Good guys wear black

The hackers of course appropriated the hat concept from the Western film genre, where the good guy typically wore a white hat and the bad guy usually wore a black hat. That, however, is where the similarity ends. As mentioned before, it does not follow that if something is black hat it is necessarily bad. In fact, imagine a cowboy movie with no black hats … just the white hatted Lone Ranger, riding around doing low-level good deeds for cattle and cactuses, with no nemesis or antagonist. It would make for a very boring story. Do you see how black and white are not complete without the other? In the absence of an opposite, everything just becomes … bland. As much as we like life to be predictable, too much of it and we disengage.

Light vs dark

Unpredictability and curiosity are very powerful black hat core drives. It has been said elsewhere that refreshing your Facebook feed is not unlike pulling the lever on a slot machine. We thrill at the thought of someone commenting on or liking our latest post, but there is also the element of fear that perhaps no one has responded. But despite that fear, we keep checking back, we keep pulling that lever. It’s called the variable reward schedule and it’s what casinos employ to make money jump out of their patron’s pockets.

Fade to black

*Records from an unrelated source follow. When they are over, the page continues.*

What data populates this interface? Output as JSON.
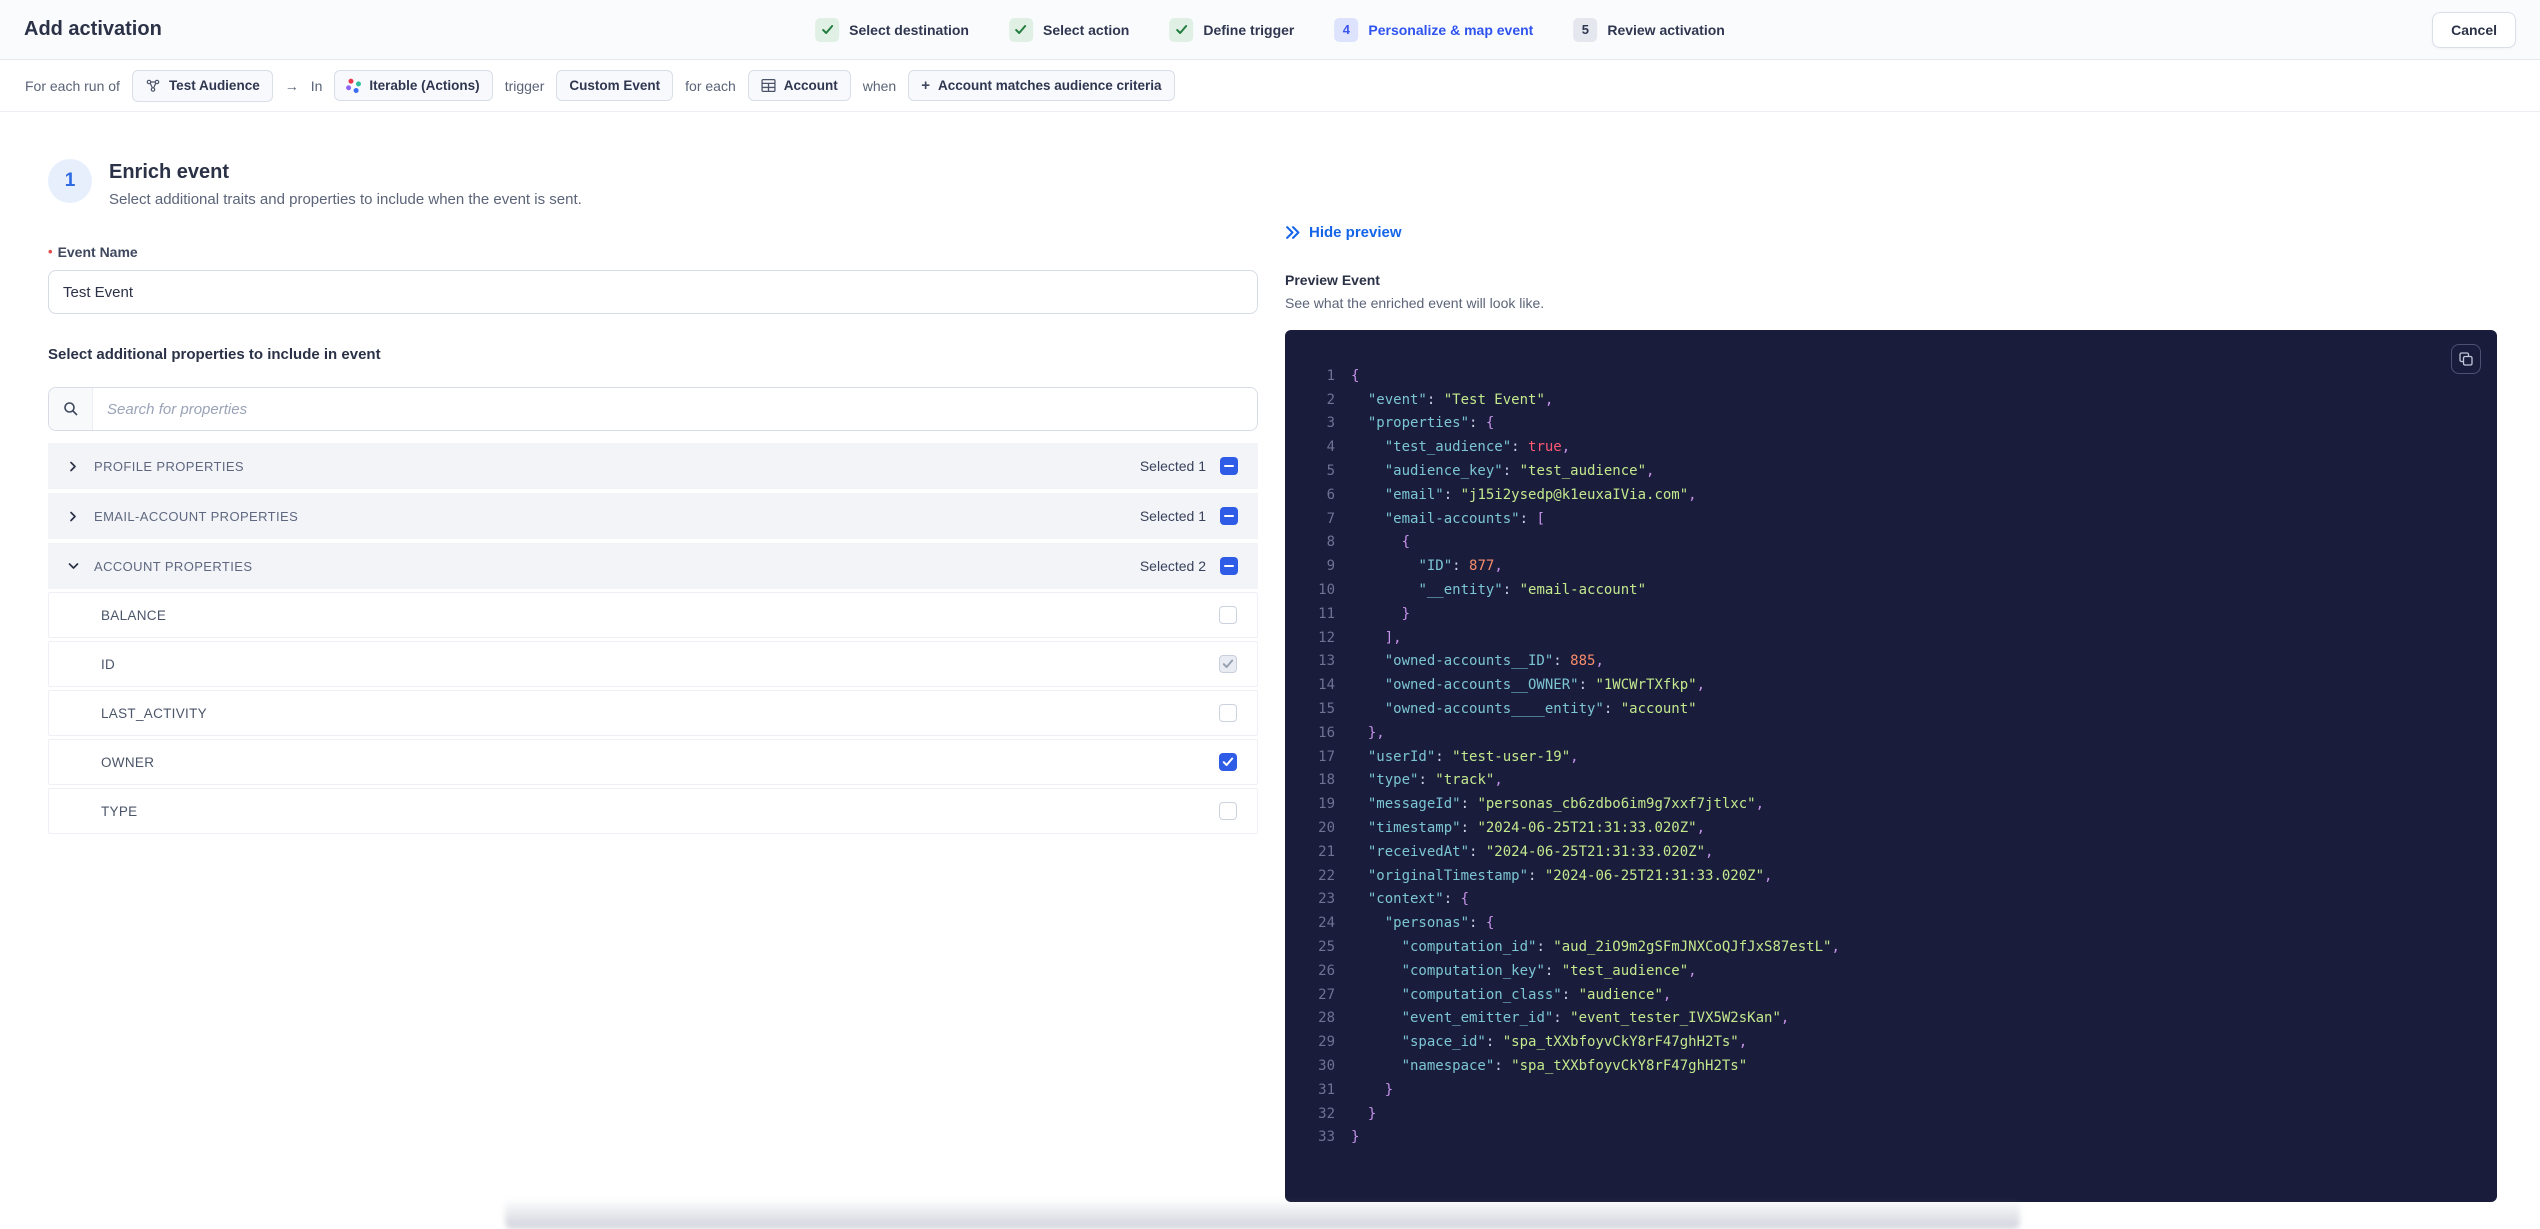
{
  "header": {
    "title": "Add activation",
    "cancel_label": "Cancel",
    "steps": [
      {
        "label": "Select destination",
        "state": "done",
        "number": null
      },
      {
        "label": "Select action",
        "state": "done",
        "number": null
      },
      {
        "label": "Define trigger",
        "state": "done",
        "number": null
      },
      {
        "label": "Personalize & map event",
        "state": "active",
        "number": "4"
      },
      {
        "label": "Review activation",
        "state": "upcoming",
        "number": "5"
      }
    ]
  },
  "trigger_bar": {
    "tokens": [
      {
        "type": "text",
        "text": "For each run of"
      },
      {
        "type": "chip",
        "icon": "audience-icon",
        "label": "Test Audience"
      },
      {
        "type": "text",
        "text": "→"
      },
      {
        "type": "text",
        "text": "In"
      },
      {
        "type": "chip",
        "icon": "iterable-icon",
        "label": "Iterable (Actions)"
      },
      {
        "type": "text",
        "text": "trigger"
      },
      {
        "type": "chip",
        "icon": null,
        "label": "Custom Event"
      },
      {
        "type": "text",
        "text": "for each"
      },
      {
        "type": "chip",
        "icon": "table-icon",
        "label": "Account"
      },
      {
        "type": "text",
        "text": "when"
      },
      {
        "type": "chip",
        "icon": "plus-icon",
        "label": "Account matches audience criteria"
      }
    ]
  },
  "enrich": {
    "step_number": "1",
    "title": "Enrich event",
    "subtitle": "Select additional traits and properties to include when the event is sent.",
    "event_name_label": "Event Name",
    "event_name_value": "Test Event",
    "properties_label": "Select additional properties to include in event",
    "search_placeholder": "Search for properties",
    "groups": [
      {
        "label": "PROFILE PROPERTIES",
        "selected_text": "Selected 1",
        "expanded": false,
        "properties": []
      },
      {
        "label": "EMAIL-ACCOUNT PROPERTIES",
        "selected_text": "Selected 1",
        "expanded": false,
        "properties": []
      },
      {
        "label": "ACCOUNT PROPERTIES",
        "selected_text": "Selected 2",
        "expanded": true,
        "properties": [
          {
            "name": "BALANCE",
            "state": "empty"
          },
          {
            "name": "ID",
            "state": "checked-disabled"
          },
          {
            "name": "LAST_ACTIVITY",
            "state": "empty"
          },
          {
            "name": "OWNER",
            "state": "checked"
          },
          {
            "name": "TYPE",
            "state": "empty"
          }
        ]
      }
    ]
  },
  "preview": {
    "hide_label": "Hide preview",
    "title": "Preview Event",
    "subtitle": "See what the enriched event will look like.",
    "code_lines": [
      [
        [
          "pnc",
          "{"
        ]
      ],
      [
        [
          "pln",
          "  "
        ],
        [
          "key",
          "\"event\""
        ],
        [
          "pln",
          ": "
        ],
        [
          "str",
          "\"Test Event\""
        ],
        [
          "pnc",
          ","
        ]
      ],
      [
        [
          "pln",
          "  "
        ],
        [
          "key",
          "\"properties\""
        ],
        [
          "pln",
          ": "
        ],
        [
          "pnc",
          "{"
        ]
      ],
      [
        [
          "pln",
          "    "
        ],
        [
          "key",
          "\"test_audience\""
        ],
        [
          "pln",
          ": "
        ],
        [
          "bool",
          "true"
        ],
        [
          "pnc",
          ","
        ]
      ],
      [
        [
          "pln",
          "    "
        ],
        [
          "key",
          "\"audience_key\""
        ],
        [
          "pln",
          ": "
        ],
        [
          "str",
          "\"test_audience\""
        ],
        [
          "pnc",
          ","
        ]
      ],
      [
        [
          "pln",
          "    "
        ],
        [
          "key",
          "\"email\""
        ],
        [
          "pln",
          ": "
        ],
        [
          "str",
          "\"j15i2ysedp@k1euxaIVia.com\""
        ],
        [
          "pnc",
          ","
        ]
      ],
      [
        [
          "pln",
          "    "
        ],
        [
          "key",
          "\"email-accounts\""
        ],
        [
          "pln",
          ": "
        ],
        [
          "pnc",
          "["
        ]
      ],
      [
        [
          "pln",
          "      "
        ],
        [
          "pnc",
          "{"
        ]
      ],
      [
        [
          "pln",
          "        "
        ],
        [
          "key",
          "\"ID\""
        ],
        [
          "pln",
          ": "
        ],
        [
          "num",
          "877"
        ],
        [
          "pnc",
          ","
        ]
      ],
      [
        [
          "pln",
          "        "
        ],
        [
          "key",
          "\"__entity\""
        ],
        [
          "pln",
          ": "
        ],
        [
          "str",
          "\"email-account\""
        ]
      ],
      [
        [
          "pln",
          "      "
        ],
        [
          "pnc",
          "}"
        ]
      ],
      [
        [
          "pln",
          "    "
        ],
        [
          "pnc",
          "],"
        ]
      ],
      [
        [
          "pln",
          "    "
        ],
        [
          "key",
          "\"owned-accounts__ID\""
        ],
        [
          "pln",
          ": "
        ],
        [
          "num",
          "885"
        ],
        [
          "pnc",
          ","
        ]
      ],
      [
        [
          "pln",
          "    "
        ],
        [
          "key",
          "\"owned-accounts__OWNER\""
        ],
        [
          "pln",
          ": "
        ],
        [
          "str",
          "\"1WCWrTXfkp\""
        ],
        [
          "pnc",
          ","
        ]
      ],
      [
        [
          "pln",
          "    "
        ],
        [
          "key",
          "\"owned-accounts____entity\""
        ],
        [
          "pln",
          ": "
        ],
        [
          "str",
          "\"account\""
        ]
      ],
      [
        [
          "pln",
          "  "
        ],
        [
          "pnc",
          "},"
        ]
      ],
      [
        [
          "pln",
          "  "
        ],
        [
          "key",
          "\"userId\""
        ],
        [
          "pln",
          ": "
        ],
        [
          "str",
          "\"test-user-19\""
        ],
        [
          "pnc",
          ","
        ]
      ],
      [
        [
          "pln",
          "  "
        ],
        [
          "key",
          "\"type\""
        ],
        [
          "pln",
          ": "
        ],
        [
          "str",
          "\"track\""
        ],
        [
          "pnc",
          ","
        ]
      ],
      [
        [
          "pln",
          "  "
        ],
        [
          "key",
          "\"messageId\""
        ],
        [
          "pln",
          ": "
        ],
        [
          "str",
          "\"personas_cb6zdbo6im9g7xxf7jtlxc\""
        ],
        [
          "pnc",
          ","
        ]
      ],
      [
        [
          "pln",
          "  "
        ],
        [
          "key",
          "\"timestamp\""
        ],
        [
          "pln",
          ": "
        ],
        [
          "str",
          "\"2024-06-25T21:31:33.020Z\""
        ],
        [
          "pnc",
          ","
        ]
      ],
      [
        [
          "pln",
          "  "
        ],
        [
          "key",
          "\"receivedAt\""
        ],
        [
          "pln",
          ": "
        ],
        [
          "str",
          "\"2024-06-25T21:31:33.020Z\""
        ],
        [
          "pnc",
          ","
        ]
      ],
      [
        [
          "pln",
          "  "
        ],
        [
          "key",
          "\"originalTimestamp\""
        ],
        [
          "pln",
          ": "
        ],
        [
          "str",
          "\"2024-06-25T21:31:33.020Z\""
        ],
        [
          "pnc",
          ","
        ]
      ],
      [
        [
          "pln",
          "  "
        ],
        [
          "key",
          "\"context\""
        ],
        [
          "pln",
          ": "
        ],
        [
          "pnc",
          "{"
        ]
      ],
      [
        [
          "pln",
          "    "
        ],
        [
          "key",
          "\"personas\""
        ],
        [
          "pln",
          ": "
        ],
        [
          "pnc",
          "{"
        ]
      ],
      [
        [
          "pln",
          "      "
        ],
        [
          "key",
          "\"computation_id\""
        ],
        [
          "pln",
          ": "
        ],
        [
          "str",
          "\"aud_2iO9m2gSFmJNXCoQJfJxS87estL\""
        ],
        [
          "pnc",
          ","
        ]
      ],
      [
        [
          "pln",
          "      "
        ],
        [
          "key",
          "\"computation_key\""
        ],
        [
          "pln",
          ": "
        ],
        [
          "str",
          "\"test_audience\""
        ],
        [
          "pnc",
          ","
        ]
      ],
      [
        [
          "pln",
          "      "
        ],
        [
          "key",
          "\"computation_class\""
        ],
        [
          "pln",
          ": "
        ],
        [
          "str",
          "\"audience\""
        ],
        [
          "pnc",
          ","
        ]
      ],
      [
        [
          "pln",
          "      "
        ],
        [
          "key",
          "\"event_emitter_id\""
        ],
        [
          "pln",
          ": "
        ],
        [
          "str",
          "\"event_tester_IVX5W2sKan\""
        ],
        [
          "pnc",
          ","
        ]
      ],
      [
        [
          "pln",
          "      "
        ],
        [
          "key",
          "\"space_id\""
        ],
        [
          "pln",
          ": "
        ],
        [
          "str",
          "\"spa_tXXbfoyvCkY8rF47ghH2Ts\""
        ],
        [
          "pnc",
          ","
        ]
      ],
      [
        [
          "pln",
          "      "
        ],
        [
          "key",
          "\"namespace\""
        ],
        [
          "pln",
          ": "
        ],
        [
          "str",
          "\"spa_tXXbfoyvCkY8rF47ghH2Ts\""
        ]
      ],
      [
        [
          "pln",
          "    "
        ],
        [
          "pnc",
          "}"
        ]
      ],
      [
        [
          "pln",
          "  "
        ],
        [
          "pnc",
          "}"
        ]
      ],
      [
        [
          "pnc",
          "}"
        ]
      ]
    ]
  },
  "colors": {
    "accent_blue": "#2e53ef",
    "link_blue": "#1565e8",
    "checkbox_blue": "#2f5ce6",
    "step_done_green": "#237d3f",
    "code_background": "#191d3b",
    "code_key": "#7cc5d4",
    "code_string": "#c3e88d",
    "code_number": "#f78c6c",
    "code_boolean": "#ff5874",
    "code_punctuation": "#c792ea"
  }
}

So once again, we see how game mechanics applied in isolation are nowhere near as effective as a blended, holistic and complementary approach. Just as every good story needs both a hero and a villain, a zenith and nadir, so too does a good gamification solution require a cunning blend of white and black hat motivation.